Executive Summary: On September 11, 2014, the Occupational Safety and Health Administration (OSHA) announced a final rule changing the list of establishments required to keep records and reporting of work-related injuries. The new rule goes into effect January 1, 2015.
Changing List of Establishments Required to Keep Records
The rule introduces a new classification system to determine which employers with 11 or more employees must maintain injury and illness records. OSHA is moving from classifying industries by the Standard Industrial Classification (SIC) to the North American Industry Classification System (NAICS).
Under the new classification system, some employers previously required to keep records no longer will have to do so. Other employers previously exempted from doing so now will have to keep records. Under the rule, approximately 220,000 new establishments employing 5.5 million employees must now keep records. Among the industries that must start keeping records are automotive dealers, bakeries, building material and supplies dealers, beer, wine and liquor stores, and museums. A list of industries that include establishments that are newly required to keep records is available here A list of industries that include establishments that are newly partially exempt from keeping records is available here.
Employers required to keep records of occupational injuries and illnesses at their establishments must keep the following:
- OSHA Form 300 - Employers must record each recordable employee injury and illness on this form which is the "Log of Work-Related Injuries and Illnesses";
- OSHA Form 301 - This "Injury and Illness Incident Report" provides additional details about each case recorded on the 300 Log; and

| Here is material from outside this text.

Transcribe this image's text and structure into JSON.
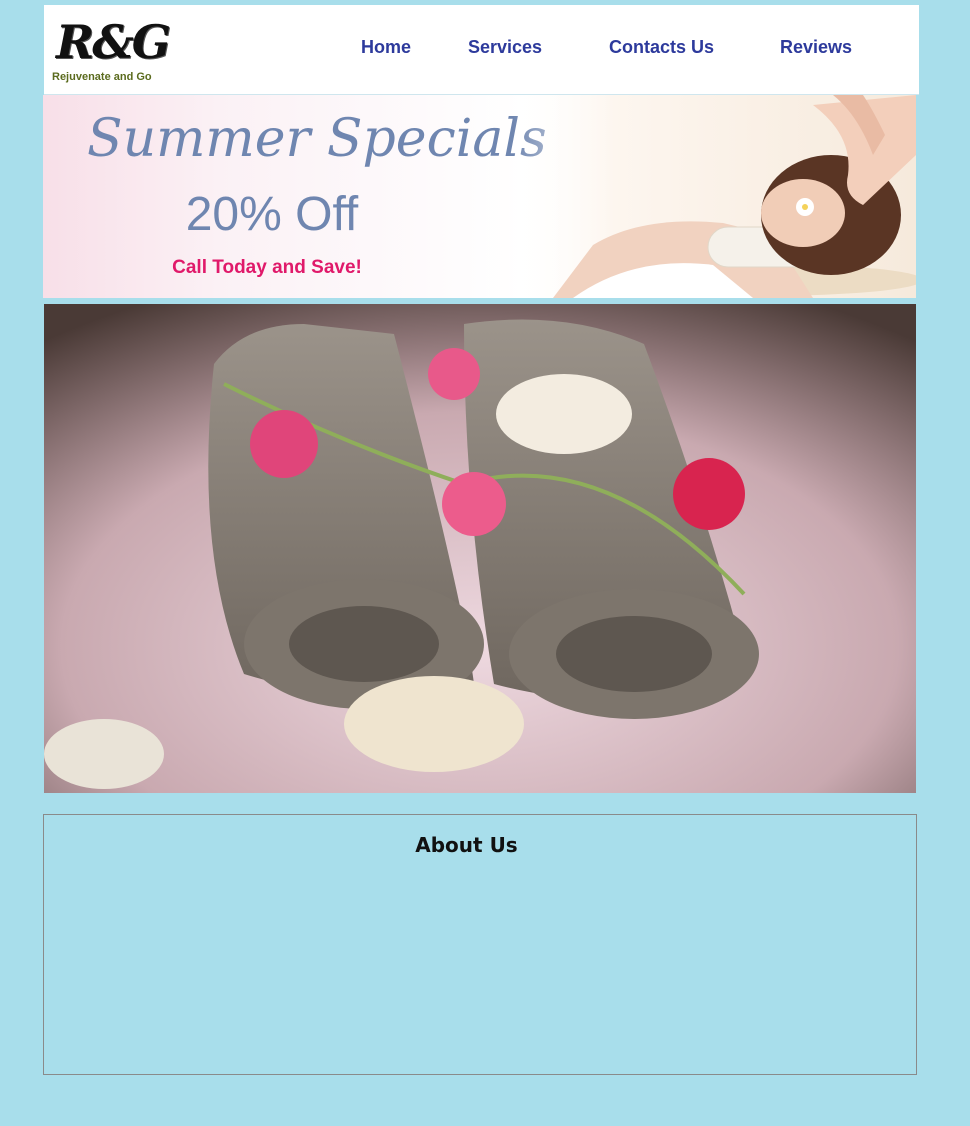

- OSHA Form 300A - This "Summary of Work-Related Injuries and Illnesses" is a summary report of all injuries and illnesses that employers must prepare at the end of each year and post in a visible location in the workplace from February 1 through April 30.

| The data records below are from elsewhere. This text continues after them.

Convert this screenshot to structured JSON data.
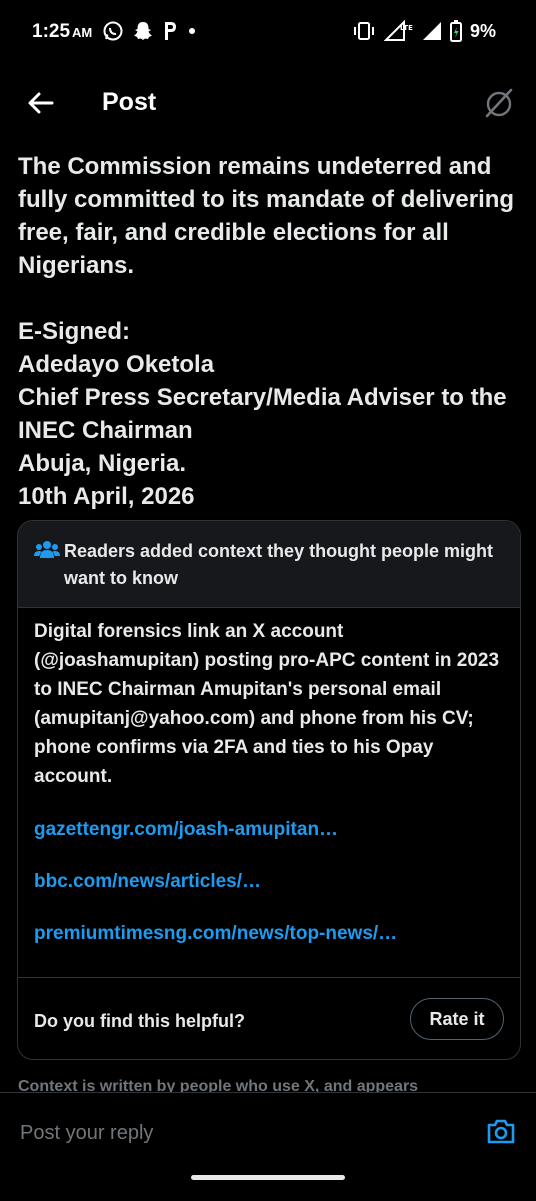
{
  "status_bar": {
    "time": "1:25",
    "ampm": "AM",
    "left_icons": [
      "whatsapp-icon",
      "snapchat-icon",
      "p-app-icon",
      "dot-icon"
    ],
    "right_icons": [
      "vibrate-icon",
      "lte-signal-icon",
      "signal-icon",
      "battery-icon"
    ],
    "lte_label": "LTE",
    "battery_percent": "9%"
  },
  "header": {
    "title": "Post",
    "back_icon": "arrow-left-icon",
    "grok_icon": "grok-icon"
  },
  "post": {
    "paragraph1": "The Commission remains undeterred and fully committed to its mandate of delivering free, fair, and credible elections for all Nigerians.",
    "sign_lines": [
      "E-Signed:",
      "Adedayo Oketola",
      "Chief Press Secretary/Media Adviser to the INEC Chairman",
      "Abuja, Nigeria.",
      "10th April, 2026"
    ]
  },
  "community_note": {
    "header_icon": "people-icon",
    "header": "Readers added context they thought people might want to know",
    "body": "Digital forensics link an X account (@joashamupitan) posting pro-APC content in 2023 to INEC Chairman Amupitan's personal email (amupitanj@yahoo.com) and phone from his CV; phone confirms via 2FA and ties to his Opay account.",
    "links": [
      "gazettengr.com/joash-amupitan…",
      "bbc.com/news/articles/…",
      "premiumtimesng.com/news/top-news/…"
    ],
    "helpful_question": "Do you find this helpful?",
    "rate_button": "Rate it"
  },
  "footnote": "Context is written by people who use X, and appears",
  "reply": {
    "placeholder": "Post your reply",
    "camera_icon": "camera-icon"
  },
  "colors": {
    "background": "#000000",
    "text": "#e7e9ea",
    "link": "#1d9bf0",
    "note_header_bg": "#16181c",
    "border": "#2f3336",
    "muted": "#71767b"
  }
}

OSHA Forms 300 and 301 must be completed within seven calendar days of the time of a recordable fatality, injury or illness occurred. It is recordable if one or more of the following results from the work-related injury or illnesses: death; one or more lost workdays; restriction of work or motion; loss of consciousness; transfer to another job; medical treatment (other than first aid); or diagnosis of a significant injury or illness.
OSHA recently has put two tools on its website to help employers comply with the recordkeeping requirements. They are available at http://www.osha.gov/recordkeeping/index.html.
Reporting of Work-Related Injuries
The second major component of the rule establishes new requirements for when employers must report certain serious injuries to OSHA. All employers covered by OSHA, including those exempt from maintaining injury and illness records, are required to comply with OSHA's reporting requirements.
Employers must report to OSHA each fatality resulting from a work-related accident within eight hours of death. Employers must report to OSHA each in-patient hospitalization, each amputation and each loss of an eye resulting from a work-related incident within 24 hours. In-patient hospitalization is defined as a formal admission to the in-patient service of a hospital or clinic for care or treatment. If employers do not learn about the fatality, in-patient hospitalization, amputation or loss of an eye when the event happens, they must report to OSHA within the specified time after a report of the incident to the employers or one of their agents.
Employers will have three options for reporting the fatality, in-patient hospitalization, amputation or loss of an eye:
- by telephone or in person to the OSHA Area Office that is nearest to the site of the incident;
- by telephone to the OSHA toll-free central telephone number, 1-800-321-OSHA (1-800-321-6742; or
- by electronic submission using the fatality/injury/illness reporting application located on OSHA's website at www.osha.gov.
Reports of these serious injuries and fatalities will be posted on OSHA's website.